Dems Fight For Pole In NASCAR Race

graphic for field of Democratic candidates running for president in 2004
Anthony Salvanto is with the CBS News Election and Survey Unit.

When Howard Dean caused a stir among Democrats with his comments about "guys with Confederate flags in their pickups" and Sen. Zell Miller's book took his party to the woodshed, they were really making the same point: George W. Bush won every state in the South in 2000, and if he does it again, he'll bank more than half the electoral votes he needs for re-election.

A huge part of Mr. Bush's success in that sweep was the white male vote, which cast more than one-third of all the votes in the South and backed him over Al Gore by a whopping 70 to 27 percent. So naturally they're now on the minds of Democrats for 2004. And they've already inspired a label, much like the one given to the "Soccer moms" of 1996: they're the "NASCAR" vote. They may not all be race fans, and they mostly vote Republican, but a lot of them are also middle- and working-class in the midst of a rough economy. Can the Democrats really make inroads with these voters and try to take back some of the South, or would they just be, ahem, spinning their wheels?

A recent CBS News poll shows there isn't much disappointment with President Bush among the white Southern men who voted for him back in 2000; they think the country is on the right track today. Eight out of 10 approve of the job the president is doing on the economy, and less than one in five think the economy is in bad shape; seven in 10 believe Mr. Bush has more integrity and honesty than most other people in public life; and over 80 percent approve of the way he is handling the situation in Iraq.

The South, and these types of voters in particular, has steadily become more Republican over the last 30-plus years. But sometimes, deep economic troubles get voters to break with long-standing voting habits. Whether or not the recent slump qualifies as such a trauma is for the voters to decide, but one theory (voiced by Howard Dean and others) is that the Democrats should compete for these middle- and working-class voters next year by focusing on pocketbook issues and shifting the debate away from the social and cultural issues that are such GOP strengths in the region. That presumes, though, that Democrats need only shift voters' gaze and not their perceptions; that a Democrat would in fact be seen as better on the economy.

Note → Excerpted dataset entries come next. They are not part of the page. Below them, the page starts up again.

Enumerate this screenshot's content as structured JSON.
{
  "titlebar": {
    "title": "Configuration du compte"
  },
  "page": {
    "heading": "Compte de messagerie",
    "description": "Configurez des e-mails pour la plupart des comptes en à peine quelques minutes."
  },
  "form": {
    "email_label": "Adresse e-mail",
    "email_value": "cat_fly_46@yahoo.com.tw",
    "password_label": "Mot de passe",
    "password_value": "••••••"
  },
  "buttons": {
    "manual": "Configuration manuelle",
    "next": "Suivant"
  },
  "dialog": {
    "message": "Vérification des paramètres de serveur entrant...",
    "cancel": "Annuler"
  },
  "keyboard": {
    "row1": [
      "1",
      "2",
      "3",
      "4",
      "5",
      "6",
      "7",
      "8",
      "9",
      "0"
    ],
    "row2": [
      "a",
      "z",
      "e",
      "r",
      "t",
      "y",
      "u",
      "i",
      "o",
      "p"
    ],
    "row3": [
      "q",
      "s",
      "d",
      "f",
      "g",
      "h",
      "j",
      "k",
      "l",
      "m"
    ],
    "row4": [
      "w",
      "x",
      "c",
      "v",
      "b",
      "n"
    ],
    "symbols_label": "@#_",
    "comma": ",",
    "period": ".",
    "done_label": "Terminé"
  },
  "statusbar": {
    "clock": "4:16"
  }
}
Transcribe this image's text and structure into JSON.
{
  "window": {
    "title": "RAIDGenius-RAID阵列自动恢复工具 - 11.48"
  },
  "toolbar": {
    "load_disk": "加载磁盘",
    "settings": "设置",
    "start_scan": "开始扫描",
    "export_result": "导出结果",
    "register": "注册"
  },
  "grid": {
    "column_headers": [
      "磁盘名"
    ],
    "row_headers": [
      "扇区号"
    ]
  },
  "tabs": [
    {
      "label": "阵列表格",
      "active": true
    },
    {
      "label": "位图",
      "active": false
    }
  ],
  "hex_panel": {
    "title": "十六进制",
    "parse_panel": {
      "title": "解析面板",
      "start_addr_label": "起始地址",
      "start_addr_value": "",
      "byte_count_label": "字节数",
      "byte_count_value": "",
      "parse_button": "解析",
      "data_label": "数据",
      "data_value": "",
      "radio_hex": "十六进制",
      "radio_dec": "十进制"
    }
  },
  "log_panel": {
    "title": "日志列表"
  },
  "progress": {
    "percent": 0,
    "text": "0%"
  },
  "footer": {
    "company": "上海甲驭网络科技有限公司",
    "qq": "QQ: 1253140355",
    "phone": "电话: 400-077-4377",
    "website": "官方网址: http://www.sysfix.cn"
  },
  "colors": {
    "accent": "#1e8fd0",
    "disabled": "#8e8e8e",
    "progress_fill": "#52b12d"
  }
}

The survey shows that these voters don't necessarily think the Democratic Party is any better at handling the economy or creating jobs. Among all whites in the South, it is the Republicans, not the Democrats, that voters say are best able to create jobs, by a 39 percent to 32 percent edge; and Republicans are also seen as better able to ensure a strong economy. Among white men, specifically, there's no Democratic advantage on economic issues, either. White men split on which party would be best at creating jobs and more of them give the GOP the edge on being able to build a strong economy.

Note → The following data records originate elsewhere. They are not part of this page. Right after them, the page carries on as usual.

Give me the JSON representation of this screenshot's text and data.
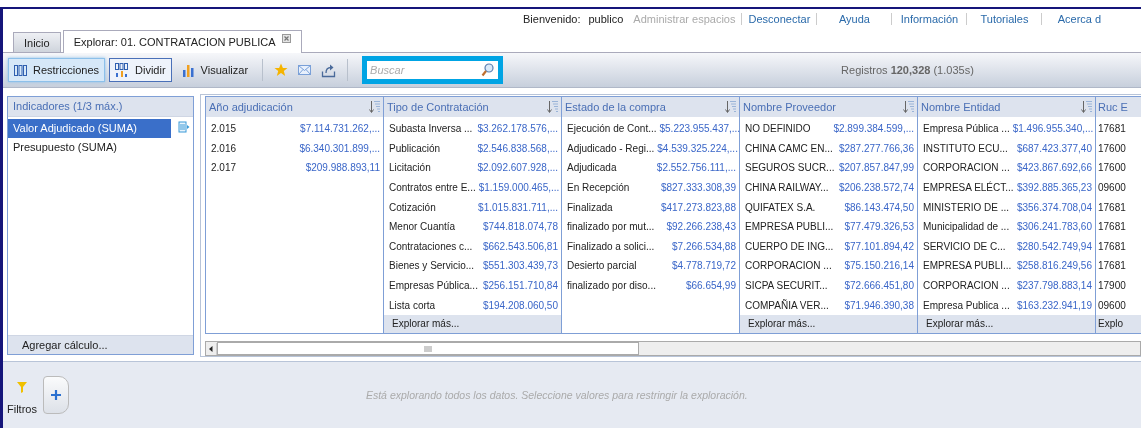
{
  "top_bar": {
    "welcome_label": "Bienvenido:",
    "user": "publico",
    "links": [
      {
        "label": "Administrar espacios",
        "disabled": true
      },
      {
        "label": "Desconectar",
        "disabled": false
      },
      {
        "label": "Ayuda",
        "disabled": false
      },
      {
        "label": "Información",
        "disabled": false
      },
      {
        "label": "Tutoriales",
        "disabled": false
      },
      {
        "label": "Acerca d",
        "disabled": false
      }
    ]
  },
  "tabs": [
    {
      "label": "Inicio",
      "selected": false,
      "closable": false
    },
    {
      "label": "Explorar: 01. CONTRATACION PUBLICA",
      "selected": true,
      "closable": true
    }
  ],
  "toolbar": {
    "buttons": [
      {
        "kind": "restrict",
        "label": "Restricciones",
        "pressed": true,
        "outlined": false
      },
      {
        "kind": "split",
        "label": "Dividir",
        "pressed": false,
        "outlined": true
      },
      {
        "kind": "chart",
        "label": "Visualizar",
        "pressed": false,
        "outlined": false
      }
    ],
    "icon_buttons": [
      {
        "kind": "star"
      },
      {
        "kind": "mail"
      },
      {
        "kind": "export"
      }
    ],
    "search": {
      "placeholder": "Buscar",
      "highlighted": true
    },
    "records": "Registros **120,328** (1.035s)"
  },
  "indicators": {
    "title": "Indicadores (1/3 máx.)",
    "items": [
      {
        "label": "Valor Adjudicado (SUMA)",
        "selected": true
      },
      {
        "label": "Presupuesto (SUMA)",
        "selected": false
      }
    ],
    "footer": "Agregar cálculo..."
  },
  "columns": [
    {
      "title": "Año adjudicación",
      "rows": [
        {
          "label": "2.015",
          "value": "$7.114.731.262,..."
        },
        {
          "label": "2.016",
          "value": "$6.340.301.899,..."
        },
        {
          "label": "2.017",
          "value": "$209.988.893,11"
        }
      ]
    },
    {
      "title": "Tipo de Contratación",
      "footer": "Explorar más...",
      "rows": [
        {
          "label": "Subasta Inversa ...",
          "value": "$3.262.178.576,..."
        },
        {
          "label": "Publicación",
          "value": "$2.546.838.568,..."
        },
        {
          "label": "Licitación",
          "value": "$2.092.607.928,..."
        },
        {
          "label": "Contratos entre E...",
          "value": "$1.159.000.465,..."
        },
        {
          "label": "Cotización",
          "value": "$1.015.831.711,..."
        },
        {
          "label": "Menor Cuantía",
          "value": "$744.818.074,78"
        },
        {
          "label": "Contrataciones c...",
          "value": "$662.543.506,81"
        },
        {
          "label": "Bienes y Servicio...",
          "value": "$551.303.439,73"
        },
        {
          "label": "Empresas Pública...",
          "value": "$256.151.710,84"
        },
        {
          "label": "Lista corta",
          "value": "$194.208.060,50"
        }
      ]
    },
    {
      "title": "Estado de la compra",
      "rows": [
        {
          "label": "Ejecución de Cont...",
          "value": "$5.223.955.437,..."
        },
        {
          "label": "Adjudicado - Regi...",
          "value": "$4.539.325.224,..."
        },
        {
          "label": "Adjudicada",
          "value": "$2.552.756.111,..."
        },
        {
          "label": "En Recepción",
          "value": "$827.333.308,39"
        },
        {
          "label": "Finalizada",
          "value": "$417.273.823,88"
        },
        {
          "label": "finalizado por mut...",
          "value": "$92.266.238,43"
        },
        {
          "label": "Finalizado a solici...",
          "value": "$7.266.534,88"
        },
        {
          "label": "Desierto parcial",
          "value": "$4.778.719,72"
        },
        {
          "label": "finalizado por diso...",
          "value": "$66.654,99"
        }
      ]
    },
    {
      "title": "Nombre Proveedor",
      "footer": "Explorar más...",
      "rows": [
        {
          "label": "NO DEFINIDO",
          "value": "$2.899.384.599,..."
        },
        {
          "label": "CHINA CAMC EN...",
          "value": "$287.277.766,36"
        },
        {
          "label": "SEGUROS SUCR...",
          "value": "$207.857.847,99"
        },
        {
          "label": "CHINA RAILWAY...",
          "value": "$206.238.572,74"
        },
        {
          "label": "QUIFATEX S.A.",
          "value": "$86.143.474,50"
        },
        {
          "label": "EMPRESA PUBLI...",
          "value": "$77.479.326,53"
        },
        {
          "label": "CUERPO DE ING...",
          "value": "$77.101.894,42"
        },
        {
          "label": "CORPORACION ...",
          "value": "$75.150.216,14"
        },
        {
          "label": "SICPA SECURIT...",
          "value": "$72.666.451,80"
        },
        {
          "label": "COMPAÑIA VER...",
          "value": "$71.946.390,38"
        }
      ]
    },
    {
      "title": "Nombre Entidad",
      "footer": "Explorar más...",
      "rows": [
        {
          "label": "Empresa Pública ...",
          "value": "$1.496.955.340,..."
        },
        {
          "label": "INSTITUTO ECU...",
          "value": "$687.423.377,40"
        },
        {
          "label": "CORPORACION ...",
          "value": "$423.867.692,66"
        },
        {
          "label": "EMPRESA ELÉCT...",
          "value": "$392.885.365,23"
        },
        {
          "label": "MINISTERIO DE ...",
          "value": "$356.374.708,04"
        },
        {
          "label": "Municipalidad de ...",
          "value": "$306.241.783,60"
        },
        {
          "label": "SERVICIO DE C...",
          "value": "$280.542.749,94"
        },
        {
          "label": "EMPRESA PUBLI...",
          "value": "$258.816.249,56"
        },
        {
          "label": "CORPORACION ...",
          "value": "$237.798.883,14"
        },
        {
          "label": "Empresa Publica ...",
          "value": "$163.232.941,19"
        }
      ]
    },
    {
      "title": "Ruc E",
      "footer": "Explo",
      "rows": [
        {
          "label": "17681"
        },
        {
          "label": "17600"
        },
        {
          "label": "17600"
        },
        {
          "label": "09600"
        },
        {
          "label": "17681"
        },
        {
          "label": "17681"
        },
        {
          "label": "17681"
        },
        {
          "label": "17681"
        },
        {
          "label": "17900"
        },
        {
          "label": "09600"
        }
      ]
    }
  ],
  "filters": {
    "label": "Filtros",
    "message": "Está explorando todos los datos. Seleccione valores para restringir la exploración."
  }
}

Some of these responses are driven simply by the fact that most of these men are Republicans. Democrats do better among southern white males who say they're independent (about one-third of them); these men see the Democrats as best on the economy by 49 to 37 percent.

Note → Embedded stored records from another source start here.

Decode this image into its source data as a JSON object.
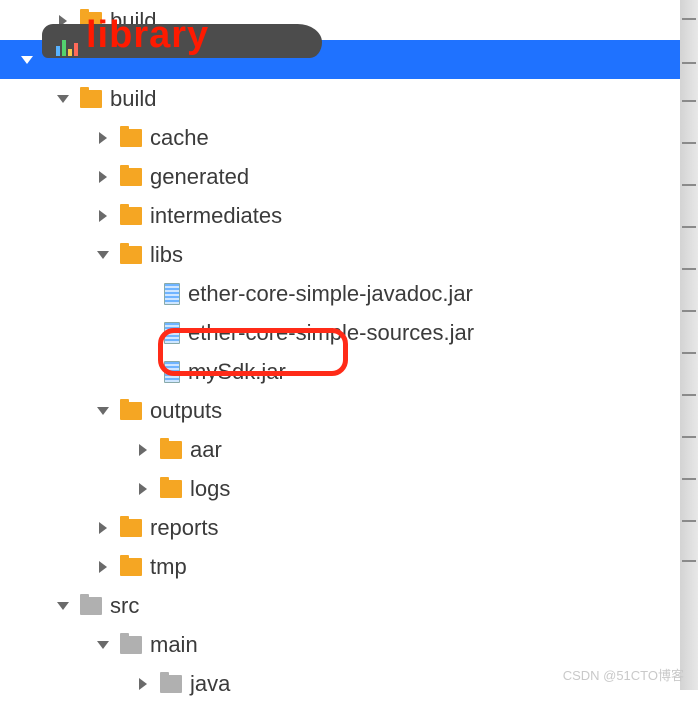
{
  "annotations": {
    "library_label": "library",
    "watermark": "CSDN @51CTO博客"
  },
  "highlight": {
    "target": "mySdk.jar"
  },
  "tree": {
    "root_build": {
      "label": "build"
    },
    "library": {
      "label": "library",
      "selected": true
    },
    "build": {
      "label": "build"
    },
    "cache": {
      "label": "cache"
    },
    "generated": {
      "label": "generated"
    },
    "intermediates": {
      "label": "intermediates"
    },
    "libs": {
      "label": "libs"
    },
    "jar1": {
      "label": "ether-core-simple-javadoc.jar"
    },
    "jar2": {
      "label": "ether-core-simple-sources.jar"
    },
    "jar3": {
      "label": "mySdk.jar"
    },
    "outputs": {
      "label": "outputs"
    },
    "aar": {
      "label": "aar"
    },
    "logs": {
      "label": "logs"
    },
    "reports": {
      "label": "reports"
    },
    "tmp": {
      "label": "tmp"
    },
    "src": {
      "label": "src"
    },
    "main": {
      "label": "main"
    },
    "java": {
      "label": "java"
    }
  }
}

Working- and middle-class white men are the ones most likely to be targeted by Democrats' economic appeals, but these NASCAR voters do not give the Democrats any edge on strengthening the economy, either. White men in under-$50,000 households rate the Democrats as about even with the GOP on the ability to create jobs. In fact, they're as likely to say that the GOP is the party that cares most about "people like them" as to say that the Democrats care the most.

In the South, as elsewhere, the question of whether or not a party cares about "people like you" is not simply a matter of economics, but also about shared moral values. When these Southern voters say a party shares their values, they're also likely to say the party "cares about people like them." They equate morality with caring at nearly the same rate that they connect a party being best on the economy with caring. And in the South, there isn't much question among white men about which party they think shares their values: it's the GOP by two-to-one.

All of which underscores the fact that there are issues in play besides the economy. The war on terror could pose another challenge for Democrats, and more than a few have suggested that their image on national defense, even more than the economy, will be critical to their fortunes. By a nearly three-to-one margin, white Southern men see the GOP as better able to keep the U.S. safe from more attacks. Democrats even have trouble on this issue with their own partisans. Less than half of white male Southern Democrats think their own party is better able to keep the country safe from terrorism; one in five concedes that mantle to the Republicans and another quarter says they don't know which party is best at it.

So maybe the Democrats don't have the pole – or even a spot in the front row – in the race to get the NASCAR vote. The party images aren't final, though. Once a nominee is chosen, that person will be able to influence the direction of the party. And for most voters, Campaign 2004 hasn't really even started yet. But the engines sure are revving.

By Anthony Salvanto